## GOAL OF THE EXERCISE
Copy whichever lines of the data hold the word "price".

Records from a data collection:

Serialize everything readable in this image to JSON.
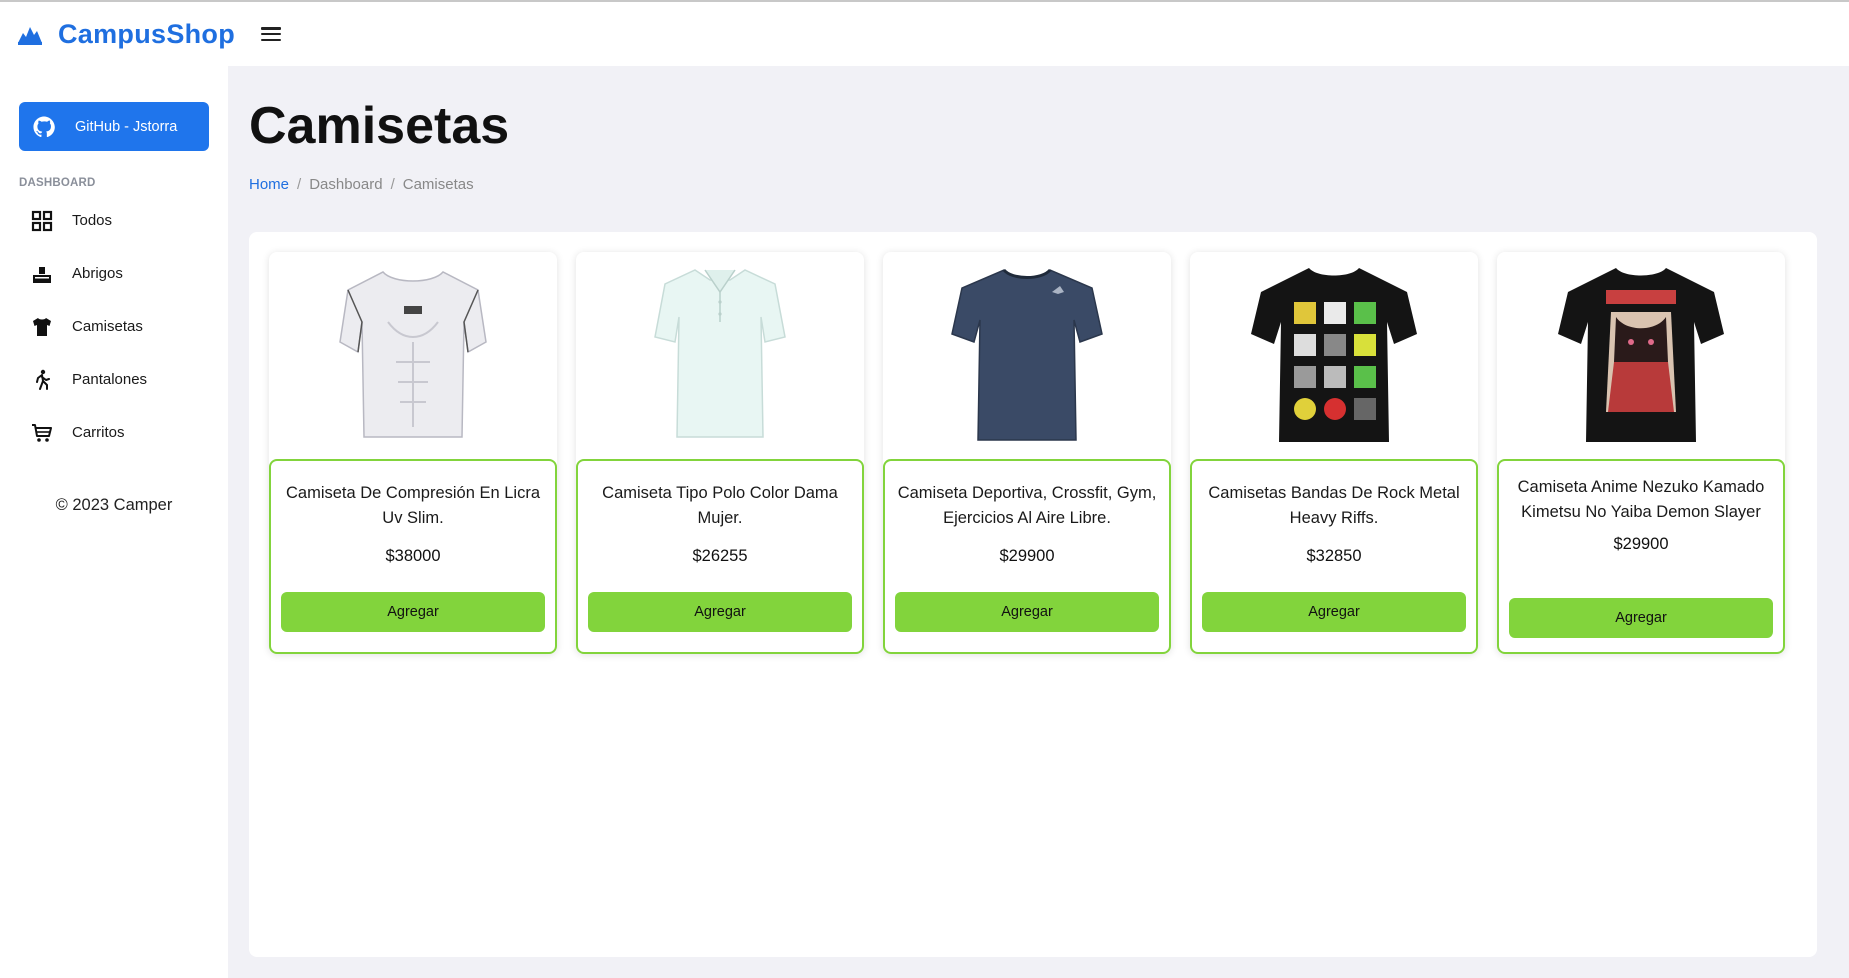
{
  "brand": {
    "name": "CampusShop",
    "logo_icon": "mountain-logo-icon",
    "color": "#1f6fe0"
  },
  "sidebar": {
    "github_button": {
      "label": "GitHub - Jstorra",
      "icon": "github-icon"
    },
    "section_title": "DASHBOARD",
    "items": [
      {
        "label": "Todos",
        "icon": "grid-icon"
      },
      {
        "label": "Abrigos",
        "icon": "box-icon"
      },
      {
        "label": "Camisetas",
        "icon": "tshirt-icon"
      },
      {
        "label": "Pantalones",
        "icon": "walking-icon"
      },
      {
        "label": "Carritos",
        "icon": "cart-icon"
      }
    ],
    "copyright": "© 2023 Camper"
  },
  "main": {
    "title": "Camisetas",
    "breadcrumb": [
      "Home",
      "Dashboard",
      "Camisetas"
    ]
  },
  "products": [
    {
      "title": "Camiseta De Compresión En Licra Uv Slim.",
      "price": "$38000",
      "button": "Agregar",
      "image": "white-compression-shirt"
    },
    {
      "title": "Camiseta Tipo Polo Color Dama Mujer.",
      "price": "$26255",
      "button": "Agregar",
      "image": "mint-polo-shirt"
    },
    {
      "title": "Camiseta Deportiva, Crossfit, Gym, Ejercicios Al Aire Libre.",
      "price": "$29900",
      "button": "Agregar",
      "image": "navy-sport-shirt"
    },
    {
      "title": "Camisetas Bandas De Rock Metal Heavy Riffs.",
      "price": "$32850",
      "button": "Agregar",
      "image": "black-band-shirt"
    },
    {
      "title": "Camiseta Anime Nezuko Kamado Kimetsu No Yaiba Demon Slayer",
      "price": "$29900",
      "button": "Agregar",
      "image": "black-anime-shirt"
    }
  ],
  "colors": {
    "accent": "#1f75ec",
    "card_border": "#82d43c",
    "button": "#82d43c"
  }
}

## EXERCISE OUTPUT
      "price": "$38000",
      "price": "$26255",
      "price": "$29900",
      "price": "$32850",
      "price": "$29900",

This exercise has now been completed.